Typically, the faster the tunnel, the smaller the available space. Supersonic wind tunnel models are traditionally smaller than their subsonic counterparts due to the available space in supersonic tunnel test sections. The models must not only fit, but have room to change pitch and yaw inside the tunnel without approaching the side walls of the tunnel. If the model is too close to the walls, edge effects from the walls can be picked up in the data, and ruin the test.
Because supersonic wind tunnels are so small, Lynx models themselves must be highly precise to adequately simulate the full scale spacecraft. The models have many pieces that are interchangeable to test different configurations of the vehicle.
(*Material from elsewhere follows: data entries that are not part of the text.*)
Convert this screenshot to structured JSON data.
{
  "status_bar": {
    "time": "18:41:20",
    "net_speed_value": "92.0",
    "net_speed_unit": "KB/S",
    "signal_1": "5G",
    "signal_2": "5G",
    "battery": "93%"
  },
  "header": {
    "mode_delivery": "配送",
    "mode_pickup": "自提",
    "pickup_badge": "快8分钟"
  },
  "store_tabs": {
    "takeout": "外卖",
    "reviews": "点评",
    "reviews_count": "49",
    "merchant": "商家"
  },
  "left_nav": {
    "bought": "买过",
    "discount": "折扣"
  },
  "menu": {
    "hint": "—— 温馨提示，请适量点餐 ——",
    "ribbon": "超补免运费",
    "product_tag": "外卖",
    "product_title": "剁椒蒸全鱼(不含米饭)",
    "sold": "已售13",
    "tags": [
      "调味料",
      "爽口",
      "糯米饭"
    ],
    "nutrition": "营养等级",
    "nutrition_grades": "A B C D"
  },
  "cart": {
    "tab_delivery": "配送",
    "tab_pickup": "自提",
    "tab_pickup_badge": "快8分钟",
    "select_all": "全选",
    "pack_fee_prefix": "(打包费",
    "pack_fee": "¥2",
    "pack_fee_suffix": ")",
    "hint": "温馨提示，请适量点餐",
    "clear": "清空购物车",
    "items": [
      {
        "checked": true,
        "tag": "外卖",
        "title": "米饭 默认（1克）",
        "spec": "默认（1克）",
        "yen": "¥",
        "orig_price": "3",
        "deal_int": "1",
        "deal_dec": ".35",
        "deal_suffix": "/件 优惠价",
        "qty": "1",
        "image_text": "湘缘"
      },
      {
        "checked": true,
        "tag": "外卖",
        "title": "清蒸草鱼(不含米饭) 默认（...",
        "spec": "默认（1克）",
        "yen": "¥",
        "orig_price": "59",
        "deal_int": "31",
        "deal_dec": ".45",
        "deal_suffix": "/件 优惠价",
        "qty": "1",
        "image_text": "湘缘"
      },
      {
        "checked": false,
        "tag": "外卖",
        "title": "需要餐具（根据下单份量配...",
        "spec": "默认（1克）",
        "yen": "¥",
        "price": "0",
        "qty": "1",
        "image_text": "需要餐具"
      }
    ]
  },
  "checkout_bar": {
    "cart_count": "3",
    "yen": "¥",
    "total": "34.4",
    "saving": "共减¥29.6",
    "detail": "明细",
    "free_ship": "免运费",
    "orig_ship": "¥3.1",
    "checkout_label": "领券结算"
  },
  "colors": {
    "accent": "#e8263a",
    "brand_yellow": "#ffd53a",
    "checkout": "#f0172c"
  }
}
For example, a model may have 5-10 different nose shapes, 5-10 different permutations of wing aileron settings, and so on. Because of this, the models can become quite expensive, sometimes approaching several hundred thousand dollars.
Because the actual Lynx is so much smaller in real life than the Space Shuttle attached to the solid rocket boosters and center fuel tank, the Lynx model shown above is actually much larger (almost 3-4 times larger) in scale than the Space Shuttle model.
Tomorrow we answer some of the week’s questions and let you know where you can find XCOR on the road in the near future. In particular, we’ll have some updates for future appearances of XCOR team members and the Lynx full scale model.
The Lynx flight weight fuselage is mounted on the fire wall test stand, awaiting re-installation of the engine truss structure.
On Wednesdays we highlight progress on various structural components such as the fuselage, strakes, wings, nose and landing gear.
Always build a house with a strong foundation. Always anchor a suspension bridge into bedrock. A similar principle holds true for spacecraft: they must always be built on a solid structural core that can stand up to flight in harsh environments.
The Lynx structure consists of several critical components: the fuselage (containing the liquid oxygen tank), the wings and control surfaces, wing strakes (containing our kerosene fuel, and main landing gear), cockpit, and nose (containing the nose landing gear).
Our spacecraft is a complex assembly of highly-engineered structures designed to maximize strength and minimize weight. Each have their own functional requirements, and must serve the function of the vehicle as a whole. More so than any other application, form follows function very tightly on a high performance launch vehicle.
At the center of the Lynx is the fuselage. The fuselage holds the liquid oxygen tank, and all other major structural components attach to the fusleage. These include the truss structure that holds the propulsion system (Monday’s post), the cockpit (yesterday’s post), the wing strakes that hold the kerosene and the main landing gear, the nose structure, and the wings with their control surfaces.
The fuselage can be seen in the photo above. In it, the carbon fiber structure has been painted to protect it from the sun’s UV radiation, as UV can degrade the carbon fiber structure. The fuselage is sitting on its cradle on the Lynx firewall test stand, waiting for the propulsion system to be re-attached.